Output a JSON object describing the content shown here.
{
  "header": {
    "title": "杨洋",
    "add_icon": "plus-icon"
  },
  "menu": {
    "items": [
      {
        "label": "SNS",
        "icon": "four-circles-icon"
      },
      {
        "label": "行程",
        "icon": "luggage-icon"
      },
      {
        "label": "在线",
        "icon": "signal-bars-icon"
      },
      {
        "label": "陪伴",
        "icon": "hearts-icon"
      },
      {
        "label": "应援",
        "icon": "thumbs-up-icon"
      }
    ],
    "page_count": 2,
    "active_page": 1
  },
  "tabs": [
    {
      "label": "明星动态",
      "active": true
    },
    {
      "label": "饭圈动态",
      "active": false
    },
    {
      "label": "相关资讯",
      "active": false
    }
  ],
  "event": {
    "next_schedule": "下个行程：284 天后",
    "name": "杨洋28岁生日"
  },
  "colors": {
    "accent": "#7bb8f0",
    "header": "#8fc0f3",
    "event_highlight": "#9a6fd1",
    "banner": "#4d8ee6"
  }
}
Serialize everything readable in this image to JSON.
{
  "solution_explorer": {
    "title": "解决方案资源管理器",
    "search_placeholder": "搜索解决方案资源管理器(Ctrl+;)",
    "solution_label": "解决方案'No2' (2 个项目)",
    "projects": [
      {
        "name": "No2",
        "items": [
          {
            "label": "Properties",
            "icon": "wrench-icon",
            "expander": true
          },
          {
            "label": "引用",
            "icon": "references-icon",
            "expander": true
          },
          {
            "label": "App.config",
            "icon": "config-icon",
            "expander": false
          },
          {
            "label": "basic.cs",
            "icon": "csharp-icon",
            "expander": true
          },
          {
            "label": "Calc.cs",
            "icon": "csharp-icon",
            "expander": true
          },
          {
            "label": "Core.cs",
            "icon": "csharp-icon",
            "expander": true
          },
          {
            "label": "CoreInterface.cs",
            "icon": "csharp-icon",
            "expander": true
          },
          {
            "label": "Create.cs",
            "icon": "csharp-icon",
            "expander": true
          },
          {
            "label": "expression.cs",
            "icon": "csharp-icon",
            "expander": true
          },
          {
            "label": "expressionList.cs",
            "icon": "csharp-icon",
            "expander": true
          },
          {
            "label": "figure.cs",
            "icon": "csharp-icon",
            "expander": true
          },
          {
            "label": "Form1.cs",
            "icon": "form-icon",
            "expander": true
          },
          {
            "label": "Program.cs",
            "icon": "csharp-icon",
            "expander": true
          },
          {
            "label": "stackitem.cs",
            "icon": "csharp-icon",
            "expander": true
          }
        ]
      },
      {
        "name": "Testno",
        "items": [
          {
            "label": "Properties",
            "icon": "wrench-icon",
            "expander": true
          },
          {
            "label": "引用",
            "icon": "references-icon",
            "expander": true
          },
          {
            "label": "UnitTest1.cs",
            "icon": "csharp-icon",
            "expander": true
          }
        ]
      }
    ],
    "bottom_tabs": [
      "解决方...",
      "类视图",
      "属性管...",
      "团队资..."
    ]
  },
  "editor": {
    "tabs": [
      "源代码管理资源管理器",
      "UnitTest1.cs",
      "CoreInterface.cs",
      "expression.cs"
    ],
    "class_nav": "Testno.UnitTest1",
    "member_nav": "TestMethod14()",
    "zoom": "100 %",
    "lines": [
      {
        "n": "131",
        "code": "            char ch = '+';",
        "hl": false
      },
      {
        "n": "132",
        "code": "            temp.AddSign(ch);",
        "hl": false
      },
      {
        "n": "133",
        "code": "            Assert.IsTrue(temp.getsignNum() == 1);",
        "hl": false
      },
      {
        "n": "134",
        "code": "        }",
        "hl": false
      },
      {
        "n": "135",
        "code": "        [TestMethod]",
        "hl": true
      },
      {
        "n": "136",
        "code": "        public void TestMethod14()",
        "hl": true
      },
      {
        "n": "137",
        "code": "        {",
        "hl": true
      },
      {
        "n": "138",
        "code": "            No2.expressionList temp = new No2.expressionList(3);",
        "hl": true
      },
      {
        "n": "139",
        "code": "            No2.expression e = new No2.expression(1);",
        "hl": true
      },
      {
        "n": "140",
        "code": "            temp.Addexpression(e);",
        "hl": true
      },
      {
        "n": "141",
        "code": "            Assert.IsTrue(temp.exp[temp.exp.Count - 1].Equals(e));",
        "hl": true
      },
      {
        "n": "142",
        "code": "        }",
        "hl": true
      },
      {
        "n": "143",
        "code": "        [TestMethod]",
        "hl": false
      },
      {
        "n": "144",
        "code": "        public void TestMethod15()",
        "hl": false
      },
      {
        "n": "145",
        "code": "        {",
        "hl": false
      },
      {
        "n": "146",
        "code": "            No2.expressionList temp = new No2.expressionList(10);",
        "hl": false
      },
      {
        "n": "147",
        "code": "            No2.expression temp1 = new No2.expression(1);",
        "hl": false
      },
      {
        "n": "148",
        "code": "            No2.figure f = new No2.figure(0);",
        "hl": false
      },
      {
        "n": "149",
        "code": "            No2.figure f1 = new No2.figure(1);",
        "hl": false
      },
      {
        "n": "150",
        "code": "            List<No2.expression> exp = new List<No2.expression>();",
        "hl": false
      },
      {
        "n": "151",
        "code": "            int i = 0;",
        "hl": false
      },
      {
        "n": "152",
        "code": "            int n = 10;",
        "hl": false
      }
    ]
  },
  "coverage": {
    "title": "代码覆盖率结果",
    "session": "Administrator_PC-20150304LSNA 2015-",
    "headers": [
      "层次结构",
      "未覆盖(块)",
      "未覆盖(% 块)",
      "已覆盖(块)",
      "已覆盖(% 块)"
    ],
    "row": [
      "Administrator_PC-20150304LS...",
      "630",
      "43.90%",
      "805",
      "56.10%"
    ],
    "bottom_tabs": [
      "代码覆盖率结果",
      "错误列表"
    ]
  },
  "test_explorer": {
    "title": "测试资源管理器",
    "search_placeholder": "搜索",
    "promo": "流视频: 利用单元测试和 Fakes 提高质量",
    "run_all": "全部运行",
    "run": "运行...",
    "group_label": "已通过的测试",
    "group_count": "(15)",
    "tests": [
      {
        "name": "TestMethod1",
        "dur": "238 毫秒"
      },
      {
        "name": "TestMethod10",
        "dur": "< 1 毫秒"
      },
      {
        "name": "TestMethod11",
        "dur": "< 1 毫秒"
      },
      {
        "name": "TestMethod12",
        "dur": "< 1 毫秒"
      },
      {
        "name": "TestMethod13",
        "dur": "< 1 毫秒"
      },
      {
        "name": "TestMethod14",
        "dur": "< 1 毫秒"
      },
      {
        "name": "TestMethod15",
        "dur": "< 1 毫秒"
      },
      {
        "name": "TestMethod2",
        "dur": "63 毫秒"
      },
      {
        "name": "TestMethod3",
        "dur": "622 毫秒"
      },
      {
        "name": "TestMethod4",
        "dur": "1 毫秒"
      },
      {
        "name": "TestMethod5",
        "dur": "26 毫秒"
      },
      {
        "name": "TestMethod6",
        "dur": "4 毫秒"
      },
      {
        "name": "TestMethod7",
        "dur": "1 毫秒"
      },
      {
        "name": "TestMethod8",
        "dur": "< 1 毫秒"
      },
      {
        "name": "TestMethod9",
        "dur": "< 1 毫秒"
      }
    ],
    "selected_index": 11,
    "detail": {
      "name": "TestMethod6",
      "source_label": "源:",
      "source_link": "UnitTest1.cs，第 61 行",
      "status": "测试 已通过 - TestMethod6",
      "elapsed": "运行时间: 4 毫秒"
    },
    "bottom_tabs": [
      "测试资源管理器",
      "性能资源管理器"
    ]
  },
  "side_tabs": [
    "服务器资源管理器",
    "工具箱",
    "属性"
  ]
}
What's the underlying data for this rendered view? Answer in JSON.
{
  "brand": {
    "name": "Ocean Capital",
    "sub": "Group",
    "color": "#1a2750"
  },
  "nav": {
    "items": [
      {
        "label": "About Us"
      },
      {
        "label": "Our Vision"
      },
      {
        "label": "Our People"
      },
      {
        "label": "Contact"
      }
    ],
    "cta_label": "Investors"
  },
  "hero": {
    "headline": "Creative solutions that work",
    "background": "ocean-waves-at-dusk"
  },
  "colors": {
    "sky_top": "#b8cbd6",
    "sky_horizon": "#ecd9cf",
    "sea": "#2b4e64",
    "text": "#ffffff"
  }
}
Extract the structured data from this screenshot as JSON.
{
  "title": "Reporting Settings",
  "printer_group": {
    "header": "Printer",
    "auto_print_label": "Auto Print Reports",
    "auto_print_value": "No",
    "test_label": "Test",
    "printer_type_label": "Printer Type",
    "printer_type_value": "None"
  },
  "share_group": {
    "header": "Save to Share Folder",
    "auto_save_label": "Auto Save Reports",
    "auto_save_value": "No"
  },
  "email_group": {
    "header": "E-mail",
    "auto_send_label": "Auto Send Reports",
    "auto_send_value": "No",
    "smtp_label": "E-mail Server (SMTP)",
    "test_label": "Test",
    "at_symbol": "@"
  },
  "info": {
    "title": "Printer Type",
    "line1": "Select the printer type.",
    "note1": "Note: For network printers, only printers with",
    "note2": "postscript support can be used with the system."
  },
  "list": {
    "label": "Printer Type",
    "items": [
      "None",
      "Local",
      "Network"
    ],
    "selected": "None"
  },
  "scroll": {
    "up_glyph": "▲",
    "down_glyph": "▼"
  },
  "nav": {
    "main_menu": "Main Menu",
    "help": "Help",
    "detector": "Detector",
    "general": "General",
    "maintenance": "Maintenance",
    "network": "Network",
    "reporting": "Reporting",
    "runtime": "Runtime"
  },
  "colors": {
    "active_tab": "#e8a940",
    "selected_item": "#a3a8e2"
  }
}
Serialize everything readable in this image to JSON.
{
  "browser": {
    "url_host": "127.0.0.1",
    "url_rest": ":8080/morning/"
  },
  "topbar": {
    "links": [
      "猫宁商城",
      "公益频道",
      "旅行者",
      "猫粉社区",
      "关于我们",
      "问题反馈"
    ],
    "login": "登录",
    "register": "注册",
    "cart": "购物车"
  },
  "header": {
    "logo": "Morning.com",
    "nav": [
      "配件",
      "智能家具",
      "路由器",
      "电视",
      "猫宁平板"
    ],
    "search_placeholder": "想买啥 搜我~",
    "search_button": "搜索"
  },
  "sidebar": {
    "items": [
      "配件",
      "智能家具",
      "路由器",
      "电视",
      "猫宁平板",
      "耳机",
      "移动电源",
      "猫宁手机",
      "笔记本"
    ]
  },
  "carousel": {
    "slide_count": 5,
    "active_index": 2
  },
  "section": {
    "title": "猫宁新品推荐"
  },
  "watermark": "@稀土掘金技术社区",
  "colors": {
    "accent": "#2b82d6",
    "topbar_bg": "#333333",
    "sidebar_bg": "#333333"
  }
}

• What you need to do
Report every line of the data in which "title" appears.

• Task result
    "title": "杨洋",
    "title": "解决方案资源管理器",
    "title": "代码覆盖率结果",
    "title": "测试资源管理器",
  "title": "Reporting Settings",
    "title": "Printer Type",
    "title": "猫宁新品推荐"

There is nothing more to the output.